1. Sanitation deaths: The New York Times wrongly claimed that every day in 2016, a sanitation worker was killed on the job. In fact, as the Times‘ correction reveals, 31 sanitation workers died in 2016, not 365. The error wasn’t only in the story, which was an op-ed. The print headline for the piece was “A Waste Worker Dies Every Day.”
The Times‘ Feb. 10 correction:
“A previous version of this article misstated the number of sanitation workers killed on the job annually. It was 31 in 2016, not one a day. (However, 439 people in the broader waste and remediation field were killed on the job that year.) The article also incorrectly described the seven people killed by private sanitation trucks in New York City in 2017. They were civilians and workers, not exclusively workers.”
Hat Tip: New York Post
2. What are Ticks?
Sometimes, errors are made in the details.

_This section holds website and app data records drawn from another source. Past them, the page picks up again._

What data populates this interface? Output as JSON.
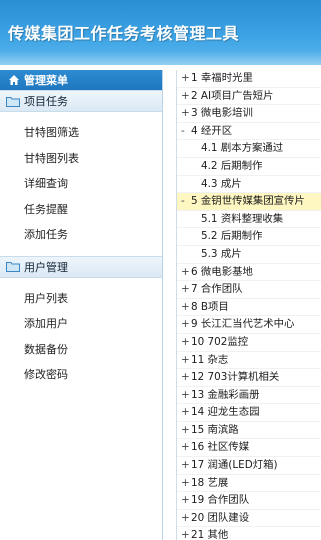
{
  "header": {
    "title": "传媒集团工作任务考核管理工具"
  },
  "sidebar": {
    "menu_title": "管理菜单",
    "groups": [
      {
        "title": "项目任务",
        "items": [
          "甘特图筛选",
          "甘特图列表",
          "详细查询",
          "任务提醒",
          "添加任务"
        ]
      },
      {
        "title": "用户管理",
        "items": [
          "用户列表",
          "添加用户",
          "数据备份",
          "修改密码"
        ]
      }
    ]
  },
  "tree": {
    "rows": [
      {
        "mark": "+",
        "label": "1 幸福时光里",
        "level": 0
      },
      {
        "mark": "+",
        "label": "2 AI项目广告短片",
        "level": 0
      },
      {
        "mark": "+",
        "label": "3 微电影培训",
        "level": 0
      },
      {
        "mark": "-",
        "label": "4 经开区",
        "level": 0
      },
      {
        "mark": "",
        "label": "4.1 剧本方案通过",
        "level": 1
      },
      {
        "mark": "",
        "label": "4.2 后期制作",
        "level": 1
      },
      {
        "mark": "",
        "label": "4.3 成片",
        "level": 1
      },
      {
        "mark": "-",
        "label": "5 金钥世传媒集团宣传片",
        "level": 0,
        "highlight": true
      },
      {
        "mark": "",
        "label": "5.1 资料整理收集",
        "level": 1
      },
      {
        "mark": "",
        "label": "5.2 后期制作",
        "level": 1
      },
      {
        "mark": "",
        "label": "5.3 成片",
        "level": 1
      },
      {
        "mark": "+",
        "label": "6 微电影基地",
        "level": 0
      },
      {
        "mark": "+",
        "label": "7 合作团队",
        "level": 0
      },
      {
        "mark": "+",
        "label": "8 B项目",
        "level": 0
      },
      {
        "mark": "+",
        "label": "9 长江汇当代艺术中心",
        "level": 0
      },
      {
        "mark": "+",
        "label": "10 702监控",
        "level": 0
      },
      {
        "mark": "+",
        "label": "11 杂志",
        "level": 0
      },
      {
        "mark": "+",
        "label": "12 703计算机相关",
        "level": 0
      },
      {
        "mark": "+",
        "label": "13 金融彩画册",
        "level": 0
      },
      {
        "mark": "+",
        "label": "14 迎龙生态园",
        "level": 0
      },
      {
        "mark": "+",
        "label": "15 南滨路",
        "level": 0
      },
      {
        "mark": "+",
        "label": "16 社区传媒",
        "level": 0
      },
      {
        "mark": "+",
        "label": "17 润通(LED灯箱)",
        "level": 0
      },
      {
        "mark": "+",
        "label": "18 艺展",
        "level": 0
      },
      {
        "mark": "+",
        "label": "19 合作团队",
        "level": 0
      },
      {
        "mark": "+",
        "label": "20 团队建设",
        "level": 0
      },
      {
        "mark": "+",
        "label": "21 其他",
        "level": 0
      }
    ]
  },
  "colors": {
    "header": "#3da3e5",
    "menu_head": "#2d8bd1",
    "highlight": "#fff7c2"
  },
  "icons": {
    "menu": "home-icon",
    "group": "folder-icon"
  }
}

NPR made an error like that this month.
NPR’s Feb. 13 correction:
“In one clue, we refer to ticks as insects. Ticks are arachnids.”
3. No Cookie for the New York Times?
The New York Times erred in a story about the South Korean women’s curling team, giving the wrong nickname for member Kim Chohi.
The New York Times’ Feb. 22 correction:
“An article on Wednesday about the recent success of the South Korean women’s curling team misstated the nickname of Kim Chohi, a team member. It is ChoCho, not Cookie.”
4. Is Donald Trump Jr. Trump’s Son or Son-in-Law?
Last year, the New York Times erred when it said Ivanka Trump was married to Pres. Donald Trump. The Times made a similar mistake in identifying Trump’s family members this month.
The New York Times‘ Feb. 24 correction:
“An article on Friday about new fraud charges filed against Paul Manafort in the special counsel investigation misidentified Donald Trump Jr. He is President Trump’s son, not his son-in-law.”